A Chicago man has been indicted by a federal grand jury for firearms trafficking and possession and sale of machine gun conversion devices, also known as a “switches,” which convert firearms into a fully automatic machinegun.
Per the indictment and a previously filed criminal complaint, from January 24 and continuing until on or about March 30, 2023, ROGELIO CASTANEDA, 29, of Chicago, willfully engaged in the business of dealing firearms when he was not licensed to do so, and possessed and sold “switch” devices. Specifically between February 7 and March 20, 2023, Castaneda is alleged to have sold four firearms and nine machine gun conversion devices to undercover ATF agents on four separate occasions.
The indictment is announced by Morris Pasqual, Acting United States Attorney for the Northern District of Illinois; Christopher Amon, Special Agent in Charge of the Bureau of Alcohol, Tobacco, Firearms, and Explosives; and Eric Carter, Acting Superintendent of the Chicago Police Department. The government is represented by Special Assistant U.S. Attorney Mary McDonnell.

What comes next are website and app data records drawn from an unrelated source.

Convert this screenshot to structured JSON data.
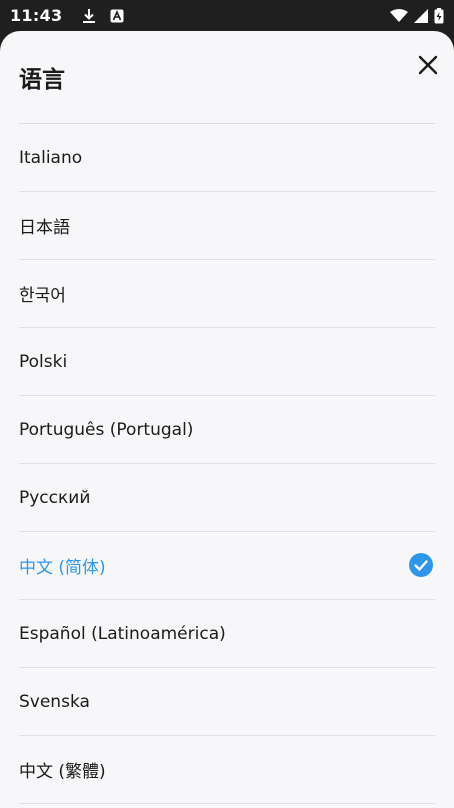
{
  "status_bar": {
    "time": "11:43",
    "icons": [
      "download-icon",
      "font-a-icon",
      "wifi-icon",
      "signal-icon",
      "battery-charging-icon"
    ]
  },
  "sheet": {
    "title": "语言",
    "close_icon": "close-icon"
  },
  "languages": [
    {
      "label": "Italiano",
      "selected": false
    },
    {
      "label": "日本語",
      "selected": false
    },
    {
      "label": "한국어",
      "selected": false
    },
    {
      "label": "Polski",
      "selected": false
    },
    {
      "label": "Português (Portugal)",
      "selected": false
    },
    {
      "label": "Русский",
      "selected": false
    },
    {
      "label": "中文 (简体)",
      "selected": true
    },
    {
      "label": "Español (Latinoamérica)",
      "selected": false
    },
    {
      "label": "Svenska",
      "selected": false
    },
    {
      "label": "中文 (繁體)",
      "selected": false
    }
  ],
  "colors": {
    "accent": "#2f97eb",
    "sheet_bg": "#f7f7f9",
    "status_bg": "#1f1f1f"
  }
}
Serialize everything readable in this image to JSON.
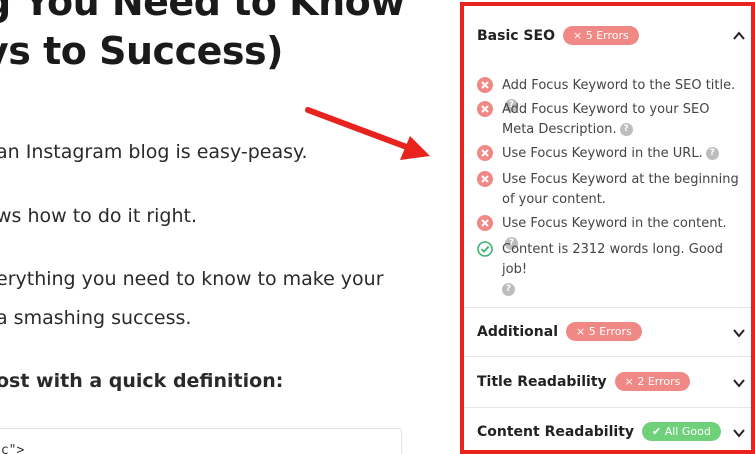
{
  "article": {
    "headline_line1": "g You Need to Know",
    "headline_line2": "ys to Success)",
    "paragraphs": [
      "an Instagram blog is easy-peasy.",
      "ws how to do it right.",
      "erything you need to know to make your",
      "a smashing success."
    ],
    "lead_in": "ost with a quick definition:",
    "code_snippet": "nc\">"
  },
  "panel": {
    "help_glyph": "?",
    "sections": [
      {
        "title": "Basic SEO",
        "badge": "× 5 Errors",
        "status": "error",
        "expanded": true
      },
      {
        "title": "Additional",
        "badge": "× 5 Errors",
        "status": "error",
        "expanded": false
      },
      {
        "title": "Title Readability",
        "badge": "× 2 Errors",
        "status": "error",
        "expanded": false
      },
      {
        "title": "Content Readability",
        "badge": "✔ All Good",
        "status": "good",
        "expanded": false
      }
    ],
    "checks": [
      {
        "text": "Add Focus Keyword to the SEO title.",
        "status": "error"
      },
      {
        "text": "Add Focus Keyword to your SEO Meta Description.",
        "status": "error"
      },
      {
        "text": "Use Focus Keyword in the URL.",
        "status": "error"
      },
      {
        "text": "Use Focus Keyword at the beginning of your content.",
        "status": "error"
      },
      {
        "text": "Use Focus Keyword in the content.",
        "status": "error"
      },
      {
        "text": "Content is 2312 words long. Good job!",
        "status": "good"
      }
    ]
  },
  "colors": {
    "highlight_border": "#e8231e",
    "error": "#f08985",
    "good": "#6fd17a",
    "arrow": "#e8231e"
  },
  "icons": {
    "error": "x-circle-icon",
    "good": "check-circle-icon",
    "help": "question-mark-icon",
    "chevron_up": "chevron-up-icon",
    "chevron_down": "chevron-down-icon"
  }
}
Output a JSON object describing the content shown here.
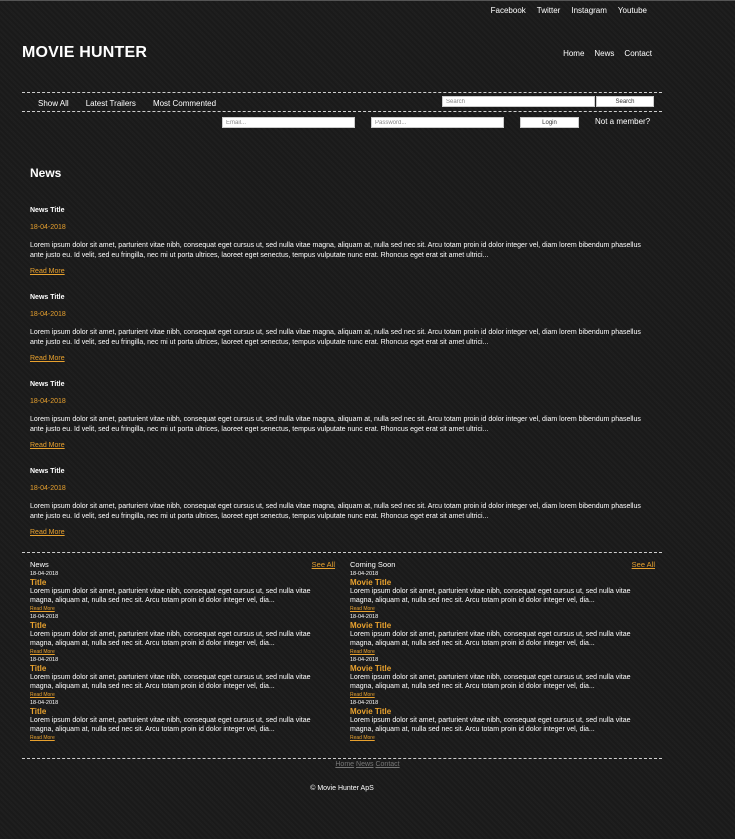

Disrupting illegal firearms trafficking is the focus of the Department of Justice’s cross-jurisdictional strike force. As part of the Chicago firearms trafficking strike force, the U.S. Attorney’s Office collaborates with the ATF and other federal, state, and local law enforcement partners in the Northern District of Illinois and across the country to help stem the supply of illegally trafficked firearms and identify patterns, leads, and potential suspects in violent gun crimes.
Holding illegal firearm possessors accountable through federal prosecution is also a centerpiece of Project Safe Neighborhoods (“PSN”), the Department of Justice’s violent crime reduction strategy. In the Northern District of Illinois, Acting U.S. Attorney Pasqual and law enforcement partners have deployed the PSN program to attack a broad range of violent crime issues facing the district, particularly firearm offenses.
The public is reminded that an indictment is not evidence of guilt. The defendant is presumed innocent and entitled to a fair trial at which the government has the burden of proving guilt beyond a reasonable doubt. The trafficking charge is punishable by up to five years in federal prison, while the possession of a machinegun carries up to 10 years. If convicted, the Court must impose a reasonable sentence under federal statutes and the advisory U.S. Sentencing Guidelines.